Images: The original Winnipeg Convention Centre and the recent RBC Convention Centre redevelopment and expansion
“Everybody was engaged,” recounts Eastwood. “Izzie (Coop), Morley (Blankstein) and Al (Hanna) taught me how to communicate with people, work as a team with respect and professionalism. They ingrained in me the importance of being straightforward and truthful with clients and projects. Integrity in our design and our business relations continues to be an essential part of how we work at Number TEN.”

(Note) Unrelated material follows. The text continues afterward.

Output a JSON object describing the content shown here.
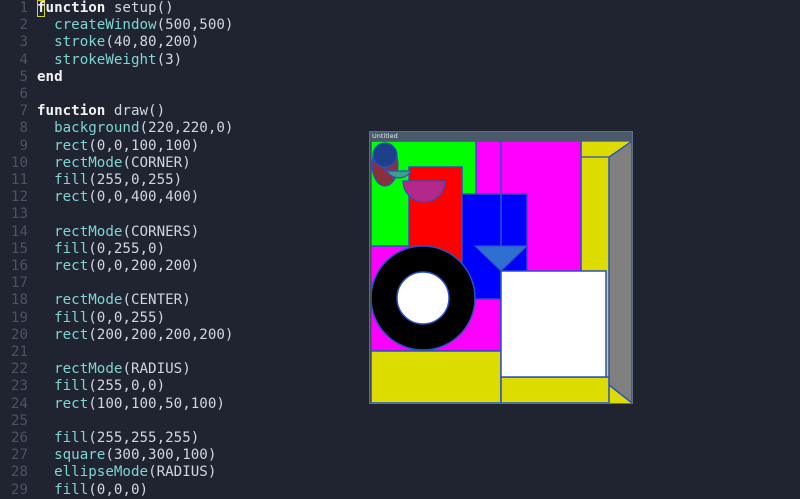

By the 1980’s, Eastwood was working full time as a project architect with Number TEN. His first major project was the Manitoba Law Courts – at the time the largest capital building project undertaken by the Province of Manitoba. “We had a great team of designers, technologists and senior project architects,” says Eastwood. “To be able to come fresh out of university and play a significant role in a project of this magnitude and complexity was a real honour.”
Images: Manitoba Provincial Law Courts
By 1985, Eastwood was appointed partner. For the next 31 years he would go on to lead a variety of innovative, enduring projects that are still considered to be some of the best ever produced by the firm. “There are so many memorable projects, but the most memorable for me would have to be Oak Hammock Marsh (Duck’s Unlimited National Headquarters) in 1990. We teamed up with Gary Hilderman (HTFC Planning and Design) and a whole team of engineers that were focused on sustainable design at the highest level at that time.” The project incorporated a unique curved-masonry architectural form with an extensive green roof planted with native prairie grasses. It would later go on to win the first ever International Green Roof Award of Excellence in 2003, as well as recognition as one of the top five world ecotourism sites.
Images: Duck's Unlimited Headquarters and Conservation Centre
Eastwood went on to lend his talents to many more notable projects, including the Brandon Regional Health Centre and Westman Lab redevelopment, the Misericordia Health Centre Phase 1 redevelopment, Nunavut Justice Centre, the Downtown Walkway System, the historic National Bank Building redevelopment, the new RBC Winnipeg Convention Centre expansion, and various projects for St. Amant to name a few.
Images, clockwise from top: Misericordia Health Centre Phase I | Nunavut Justice Centre | St. Amant | RBC Convention Centre Redevelopment
Perhaps the largest profile and most rewarding of all was MTS Centre, a building that would eventually attract NHL hockey back to Winnipeg – along with a steady stream of world famous music and performance acts which in the past would have bypassed the city. “Number TEN was brought in by True North Sports and Entertainment in the design development phase, to replace the original associate architect when numerous challenges began to put the project in jeopardy,” says Eastwood. “Our role was to work with True North and prime consultant Sink Combs Dethlefs to bring the project back on track and support the project approval process. We managed to deliver it on-time and on-budget, and it was an incredibly rewarding experience.”
Images: MTS Centre
In his new role as senior advisor, Eastwood plans on continuing to support the firm and to work with existing clients such as Misericordia Health Centre, and complete projects in development such as the Roslyn Road Apartments in Winnipeg. He will also be working closely with Number TEN’s Victoria office to support a slate of seniors’ living projects throughout Western Canada.